## MATERIALS PROVIDED

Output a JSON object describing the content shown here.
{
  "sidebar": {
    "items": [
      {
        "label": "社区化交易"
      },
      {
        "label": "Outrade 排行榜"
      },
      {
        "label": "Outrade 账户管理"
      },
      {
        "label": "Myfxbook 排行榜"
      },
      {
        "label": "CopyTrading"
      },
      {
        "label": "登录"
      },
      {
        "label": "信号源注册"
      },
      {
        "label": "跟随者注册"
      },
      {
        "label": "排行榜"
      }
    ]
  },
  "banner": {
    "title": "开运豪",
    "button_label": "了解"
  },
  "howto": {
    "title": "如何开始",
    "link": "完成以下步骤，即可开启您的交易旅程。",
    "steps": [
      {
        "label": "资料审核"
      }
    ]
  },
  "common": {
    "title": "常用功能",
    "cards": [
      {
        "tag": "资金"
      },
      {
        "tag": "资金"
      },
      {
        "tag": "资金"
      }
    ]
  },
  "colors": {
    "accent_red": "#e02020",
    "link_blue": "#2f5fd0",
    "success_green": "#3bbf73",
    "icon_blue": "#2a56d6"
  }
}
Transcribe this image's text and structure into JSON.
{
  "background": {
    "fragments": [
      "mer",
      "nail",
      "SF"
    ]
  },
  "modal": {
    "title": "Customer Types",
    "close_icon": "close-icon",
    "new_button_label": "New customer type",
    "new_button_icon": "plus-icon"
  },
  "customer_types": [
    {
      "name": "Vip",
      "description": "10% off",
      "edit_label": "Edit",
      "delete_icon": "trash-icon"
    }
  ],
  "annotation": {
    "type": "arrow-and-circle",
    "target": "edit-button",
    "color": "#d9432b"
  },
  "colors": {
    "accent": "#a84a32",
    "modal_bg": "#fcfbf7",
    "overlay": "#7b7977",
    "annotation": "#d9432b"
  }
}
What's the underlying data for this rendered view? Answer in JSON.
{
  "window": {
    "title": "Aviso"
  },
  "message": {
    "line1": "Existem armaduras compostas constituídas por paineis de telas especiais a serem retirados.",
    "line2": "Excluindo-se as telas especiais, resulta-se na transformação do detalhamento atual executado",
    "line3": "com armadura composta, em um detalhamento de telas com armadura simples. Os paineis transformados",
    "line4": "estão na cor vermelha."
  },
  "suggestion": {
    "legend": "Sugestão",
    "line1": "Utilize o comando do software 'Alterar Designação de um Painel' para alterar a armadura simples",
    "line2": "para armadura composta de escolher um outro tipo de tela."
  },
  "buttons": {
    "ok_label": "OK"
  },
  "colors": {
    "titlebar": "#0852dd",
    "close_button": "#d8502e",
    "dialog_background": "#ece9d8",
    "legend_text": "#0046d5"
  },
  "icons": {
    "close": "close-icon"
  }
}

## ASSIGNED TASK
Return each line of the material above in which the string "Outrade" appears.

## TASK RESPONSE
        "label": "Outrade 排行榜"
        "label": "Outrade 账户管理"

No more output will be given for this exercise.